Is Sci Fi Brain Decoding Becoming a Reality?

To what extent can the inner workings of thought and dream be measured through correlation?
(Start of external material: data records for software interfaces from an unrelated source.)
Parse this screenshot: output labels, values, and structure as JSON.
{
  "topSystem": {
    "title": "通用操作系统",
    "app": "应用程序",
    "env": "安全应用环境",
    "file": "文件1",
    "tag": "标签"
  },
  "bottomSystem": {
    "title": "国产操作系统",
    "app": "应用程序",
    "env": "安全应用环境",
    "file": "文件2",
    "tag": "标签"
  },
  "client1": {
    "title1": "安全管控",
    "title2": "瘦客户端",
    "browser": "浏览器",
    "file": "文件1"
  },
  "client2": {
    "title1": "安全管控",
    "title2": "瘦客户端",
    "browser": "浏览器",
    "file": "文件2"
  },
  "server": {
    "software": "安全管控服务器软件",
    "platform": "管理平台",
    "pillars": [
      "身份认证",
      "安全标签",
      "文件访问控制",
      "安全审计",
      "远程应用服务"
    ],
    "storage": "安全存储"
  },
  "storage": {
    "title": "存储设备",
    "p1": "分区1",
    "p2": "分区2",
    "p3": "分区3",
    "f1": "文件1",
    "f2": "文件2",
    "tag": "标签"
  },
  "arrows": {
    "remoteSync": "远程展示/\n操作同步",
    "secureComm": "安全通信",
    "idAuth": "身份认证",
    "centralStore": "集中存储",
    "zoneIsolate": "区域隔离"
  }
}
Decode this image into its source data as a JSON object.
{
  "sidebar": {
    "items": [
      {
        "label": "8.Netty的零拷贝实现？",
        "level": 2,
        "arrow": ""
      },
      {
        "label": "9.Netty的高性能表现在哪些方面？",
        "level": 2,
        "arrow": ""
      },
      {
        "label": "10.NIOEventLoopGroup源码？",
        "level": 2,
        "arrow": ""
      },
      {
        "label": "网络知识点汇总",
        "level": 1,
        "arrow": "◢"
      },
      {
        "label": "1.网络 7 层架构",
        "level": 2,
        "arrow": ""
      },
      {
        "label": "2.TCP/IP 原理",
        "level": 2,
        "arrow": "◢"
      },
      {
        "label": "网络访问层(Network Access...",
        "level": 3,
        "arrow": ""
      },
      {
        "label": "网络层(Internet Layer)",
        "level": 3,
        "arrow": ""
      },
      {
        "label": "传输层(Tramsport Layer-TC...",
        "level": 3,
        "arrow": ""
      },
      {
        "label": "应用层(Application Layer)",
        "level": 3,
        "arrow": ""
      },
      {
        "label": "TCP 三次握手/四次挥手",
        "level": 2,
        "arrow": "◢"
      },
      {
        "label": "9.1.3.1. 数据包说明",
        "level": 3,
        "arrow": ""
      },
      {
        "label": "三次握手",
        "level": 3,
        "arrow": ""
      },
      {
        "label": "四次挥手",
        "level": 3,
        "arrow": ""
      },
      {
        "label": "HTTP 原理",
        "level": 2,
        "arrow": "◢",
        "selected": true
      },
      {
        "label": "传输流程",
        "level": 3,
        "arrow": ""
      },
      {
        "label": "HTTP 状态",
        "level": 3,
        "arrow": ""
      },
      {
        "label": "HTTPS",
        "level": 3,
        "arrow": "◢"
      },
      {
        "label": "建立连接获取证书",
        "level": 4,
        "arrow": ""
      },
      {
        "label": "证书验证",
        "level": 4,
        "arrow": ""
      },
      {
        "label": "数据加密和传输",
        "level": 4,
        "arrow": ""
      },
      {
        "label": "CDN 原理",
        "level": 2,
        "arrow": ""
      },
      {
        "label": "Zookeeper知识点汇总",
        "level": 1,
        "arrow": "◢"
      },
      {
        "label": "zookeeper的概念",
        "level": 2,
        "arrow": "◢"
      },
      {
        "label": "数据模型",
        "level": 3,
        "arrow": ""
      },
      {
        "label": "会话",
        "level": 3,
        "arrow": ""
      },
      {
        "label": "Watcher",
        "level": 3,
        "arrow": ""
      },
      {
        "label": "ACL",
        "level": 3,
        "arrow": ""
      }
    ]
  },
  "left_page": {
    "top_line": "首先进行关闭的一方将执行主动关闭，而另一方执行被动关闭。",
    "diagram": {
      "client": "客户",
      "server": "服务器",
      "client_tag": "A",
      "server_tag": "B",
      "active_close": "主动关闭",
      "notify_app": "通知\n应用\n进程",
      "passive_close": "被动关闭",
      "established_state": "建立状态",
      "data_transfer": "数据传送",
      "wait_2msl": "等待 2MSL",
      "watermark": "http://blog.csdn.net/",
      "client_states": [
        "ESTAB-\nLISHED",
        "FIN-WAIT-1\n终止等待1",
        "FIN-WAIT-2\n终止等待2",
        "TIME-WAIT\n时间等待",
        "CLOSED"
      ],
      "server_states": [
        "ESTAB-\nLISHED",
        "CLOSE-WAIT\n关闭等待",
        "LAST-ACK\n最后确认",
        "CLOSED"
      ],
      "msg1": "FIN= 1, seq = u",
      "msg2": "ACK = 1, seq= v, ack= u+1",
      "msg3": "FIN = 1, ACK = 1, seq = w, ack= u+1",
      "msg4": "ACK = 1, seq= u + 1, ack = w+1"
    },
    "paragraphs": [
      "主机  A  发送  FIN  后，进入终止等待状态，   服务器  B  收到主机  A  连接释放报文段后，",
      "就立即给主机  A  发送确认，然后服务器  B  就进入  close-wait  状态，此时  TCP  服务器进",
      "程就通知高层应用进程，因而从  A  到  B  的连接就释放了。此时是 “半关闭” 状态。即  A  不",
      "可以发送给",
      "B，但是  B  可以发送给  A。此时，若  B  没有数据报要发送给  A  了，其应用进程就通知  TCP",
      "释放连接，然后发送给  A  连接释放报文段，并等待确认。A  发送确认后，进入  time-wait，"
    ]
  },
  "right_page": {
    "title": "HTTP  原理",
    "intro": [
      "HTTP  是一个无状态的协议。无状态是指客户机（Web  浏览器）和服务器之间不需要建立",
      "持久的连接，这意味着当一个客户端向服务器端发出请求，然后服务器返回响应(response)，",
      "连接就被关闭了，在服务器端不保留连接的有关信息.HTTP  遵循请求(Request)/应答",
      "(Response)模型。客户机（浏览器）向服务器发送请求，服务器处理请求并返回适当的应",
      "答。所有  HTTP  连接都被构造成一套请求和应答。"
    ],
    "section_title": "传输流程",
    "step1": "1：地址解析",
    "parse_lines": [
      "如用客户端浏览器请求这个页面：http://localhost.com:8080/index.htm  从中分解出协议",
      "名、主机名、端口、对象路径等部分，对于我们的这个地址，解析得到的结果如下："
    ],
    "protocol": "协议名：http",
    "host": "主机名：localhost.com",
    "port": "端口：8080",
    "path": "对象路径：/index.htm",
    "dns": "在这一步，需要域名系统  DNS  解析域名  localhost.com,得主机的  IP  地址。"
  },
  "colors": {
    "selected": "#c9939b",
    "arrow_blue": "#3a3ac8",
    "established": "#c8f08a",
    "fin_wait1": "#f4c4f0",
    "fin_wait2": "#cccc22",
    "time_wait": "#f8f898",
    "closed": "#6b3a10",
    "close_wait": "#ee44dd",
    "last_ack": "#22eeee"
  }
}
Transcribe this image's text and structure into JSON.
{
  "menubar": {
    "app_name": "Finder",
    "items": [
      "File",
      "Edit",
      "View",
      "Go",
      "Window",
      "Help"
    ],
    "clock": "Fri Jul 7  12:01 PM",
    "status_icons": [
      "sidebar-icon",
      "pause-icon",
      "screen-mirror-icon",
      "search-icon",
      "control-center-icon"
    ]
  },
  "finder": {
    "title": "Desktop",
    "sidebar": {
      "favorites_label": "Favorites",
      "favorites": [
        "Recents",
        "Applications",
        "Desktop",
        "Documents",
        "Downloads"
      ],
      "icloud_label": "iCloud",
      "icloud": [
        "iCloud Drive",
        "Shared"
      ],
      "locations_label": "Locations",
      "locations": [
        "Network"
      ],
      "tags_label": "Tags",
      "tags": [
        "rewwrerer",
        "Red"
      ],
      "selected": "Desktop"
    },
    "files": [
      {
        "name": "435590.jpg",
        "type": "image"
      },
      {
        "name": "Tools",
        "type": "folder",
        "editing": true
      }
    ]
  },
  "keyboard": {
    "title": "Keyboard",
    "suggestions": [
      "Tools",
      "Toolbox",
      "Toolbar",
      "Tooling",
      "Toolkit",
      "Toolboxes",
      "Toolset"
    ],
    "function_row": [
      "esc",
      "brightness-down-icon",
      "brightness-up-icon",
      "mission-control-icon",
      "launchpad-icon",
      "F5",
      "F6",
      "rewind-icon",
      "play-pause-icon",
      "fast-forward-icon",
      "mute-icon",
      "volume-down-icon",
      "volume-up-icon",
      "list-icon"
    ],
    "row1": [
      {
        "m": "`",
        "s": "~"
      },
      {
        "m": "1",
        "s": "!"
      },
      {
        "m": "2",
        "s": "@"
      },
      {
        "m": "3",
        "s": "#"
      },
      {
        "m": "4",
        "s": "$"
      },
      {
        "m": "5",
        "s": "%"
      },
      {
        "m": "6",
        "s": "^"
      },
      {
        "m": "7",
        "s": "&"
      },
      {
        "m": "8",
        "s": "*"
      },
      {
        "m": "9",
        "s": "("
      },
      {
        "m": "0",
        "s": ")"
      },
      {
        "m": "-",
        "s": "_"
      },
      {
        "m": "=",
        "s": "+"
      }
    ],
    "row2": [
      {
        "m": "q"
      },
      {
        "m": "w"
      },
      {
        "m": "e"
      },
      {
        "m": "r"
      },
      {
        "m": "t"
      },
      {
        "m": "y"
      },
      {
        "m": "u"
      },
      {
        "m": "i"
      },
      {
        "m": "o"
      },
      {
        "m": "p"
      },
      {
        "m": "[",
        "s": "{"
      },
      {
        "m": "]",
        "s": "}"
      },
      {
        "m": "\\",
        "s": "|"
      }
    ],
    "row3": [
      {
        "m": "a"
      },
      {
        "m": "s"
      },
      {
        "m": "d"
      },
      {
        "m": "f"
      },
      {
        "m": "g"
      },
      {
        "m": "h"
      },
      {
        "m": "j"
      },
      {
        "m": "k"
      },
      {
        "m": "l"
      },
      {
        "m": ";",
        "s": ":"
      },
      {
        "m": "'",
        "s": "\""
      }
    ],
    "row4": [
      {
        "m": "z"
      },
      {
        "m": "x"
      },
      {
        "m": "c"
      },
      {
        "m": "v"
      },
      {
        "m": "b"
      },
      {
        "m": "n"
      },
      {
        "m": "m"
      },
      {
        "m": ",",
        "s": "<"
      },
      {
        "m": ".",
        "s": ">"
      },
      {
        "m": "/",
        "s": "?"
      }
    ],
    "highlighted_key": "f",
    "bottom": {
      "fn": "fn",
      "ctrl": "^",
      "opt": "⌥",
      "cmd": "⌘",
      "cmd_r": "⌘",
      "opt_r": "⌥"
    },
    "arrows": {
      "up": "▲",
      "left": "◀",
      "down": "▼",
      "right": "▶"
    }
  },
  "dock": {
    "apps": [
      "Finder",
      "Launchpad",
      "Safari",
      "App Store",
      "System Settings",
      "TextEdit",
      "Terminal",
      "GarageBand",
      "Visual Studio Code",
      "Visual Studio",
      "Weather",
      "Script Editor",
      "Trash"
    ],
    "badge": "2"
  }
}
Today I want to look at something slightly different. After stumbling upon a piece by Cassidy Ward titled “Inception’s dream-reading technology is becoming reality” over at SYFY Wire, I started thinking more about the idea of reading our dreams. He’s talking about Inception, a 2013 film from Christopher Nolan, of Batman Begins and The Dark Knight fame: The protagonist, Dominick Cobb (Leonardo DiCaprio), is a thief who makes his living stealing corporate secrets by invading a target’s dreams. Our dreams are meant to be safe, untouchable. They are constructed of our most private thoughts, unbidden even by our own conscious selves. To invade them is to invade the most sanctified halls of our minds. If we’re not safe in our Read More ›